[Records from a data collection]
----

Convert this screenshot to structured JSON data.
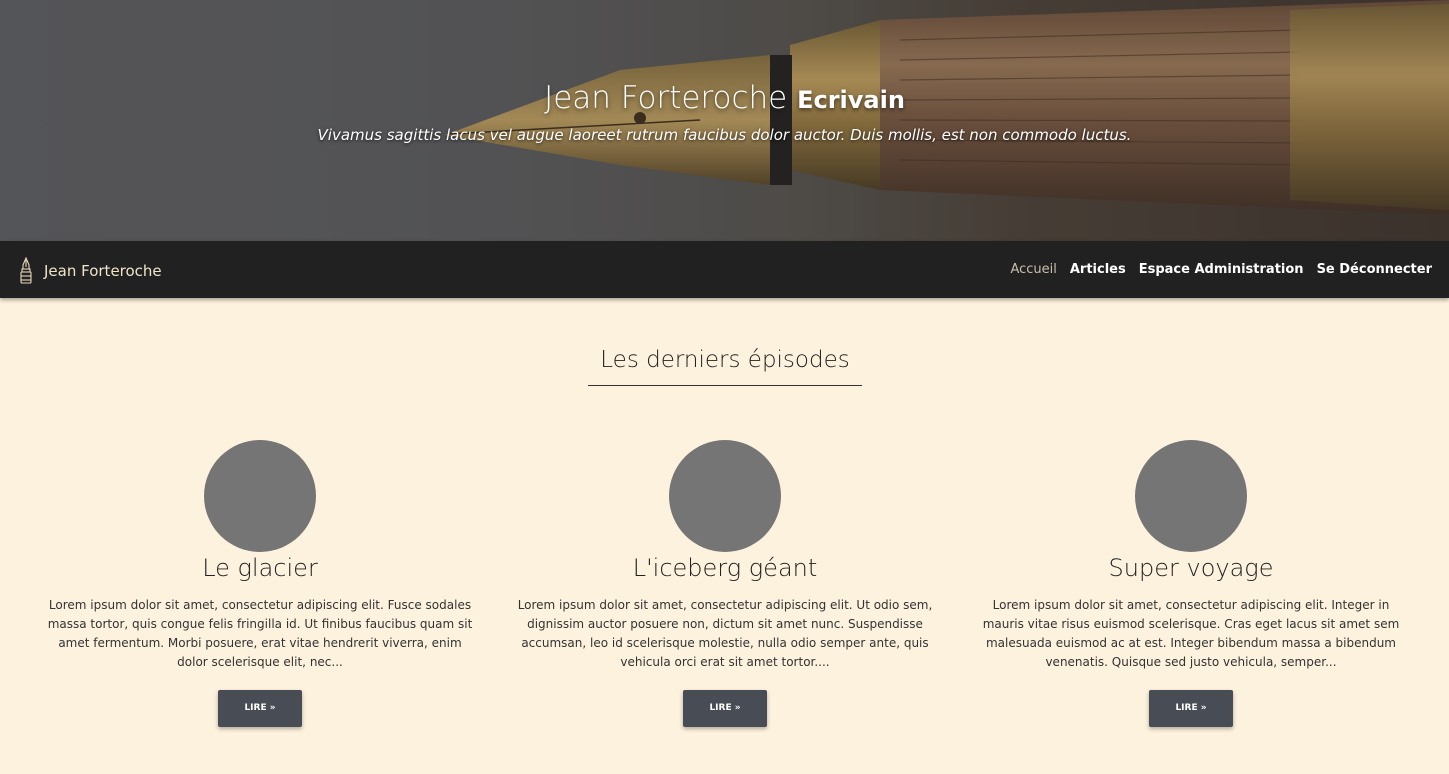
{
  "hero": {
    "name": "Jean Forteroche",
    "role": "Ecrivain",
    "tagline": "Vivamus sagittis lacus vel augue laoreet rutrum faucibus dolor auctor. Duis mollis, est non commodo luctus."
  },
  "navbar": {
    "brand_icon": "fountain-pen-icon",
    "brand": "Jean Forteroche",
    "links": [
      "Accueil",
      "Articles",
      "Espace Administration",
      "Se Déconnecter"
    ]
  },
  "main": {
    "section_title": "Les derniers épisodes",
    "episodes": [
      {
        "title": "Le glacier",
        "excerpt": "Lorem ipsum dolor sit amet, consectetur adipiscing elit. Fusce sodales massa tortor, quis congue felis fringilla id. Ut finibus faucibus quam sit amet fermentum. Morbi posuere, erat vitae hendrerit viverra, enim dolor scelerisque elit, nec...",
        "button": "LIRE »"
      },
      {
        "title": "L'iceberg géant",
        "excerpt": "Lorem ipsum dolor sit amet, consectetur adipiscing elit. Ut odio sem, dignissim auctor posuere non, dictum sit amet nunc. Suspendisse accumsan, leo id scelerisque molestie, nulla odio semper ante, quis vehicula orci erat sit amet tortor....",
        "button": "LIRE »"
      },
      {
        "title": "Super voyage",
        "excerpt": "Lorem ipsum dolor sit amet, consectetur adipiscing elit. Integer in mauris vitae risus euismod scelerisque. Cras eget lacus sit amet sem malesuada euismod ac at est. Integer bibendum massa a bibendum venenatis. Quisque sed justo vehicula, semper...",
        "button": "LIRE »"
      }
    ]
  },
  "colors": {
    "page_background": "#fdf2de",
    "navbar": "#212121",
    "button": "#474c55",
    "avatar_placeholder": "#757575"
  }
}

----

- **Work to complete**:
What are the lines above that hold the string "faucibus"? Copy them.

- **Exercise result**:
    "tagline": "Vivamus sagittis lacus vel augue laoreet rutrum faucibus dolor auctor. Duis mollis, est non commodo luctus."
        "excerpt": "Lorem ipsum dolor sit amet, consectetur adipiscing elit. Fusce sodales massa tortor, quis congue felis fringilla id. Ut finibus faucibus quam sit amet fermentum. Morbi posuere, erat vitae hendrerit viverra, enim dolor scelerisque elit, nec...",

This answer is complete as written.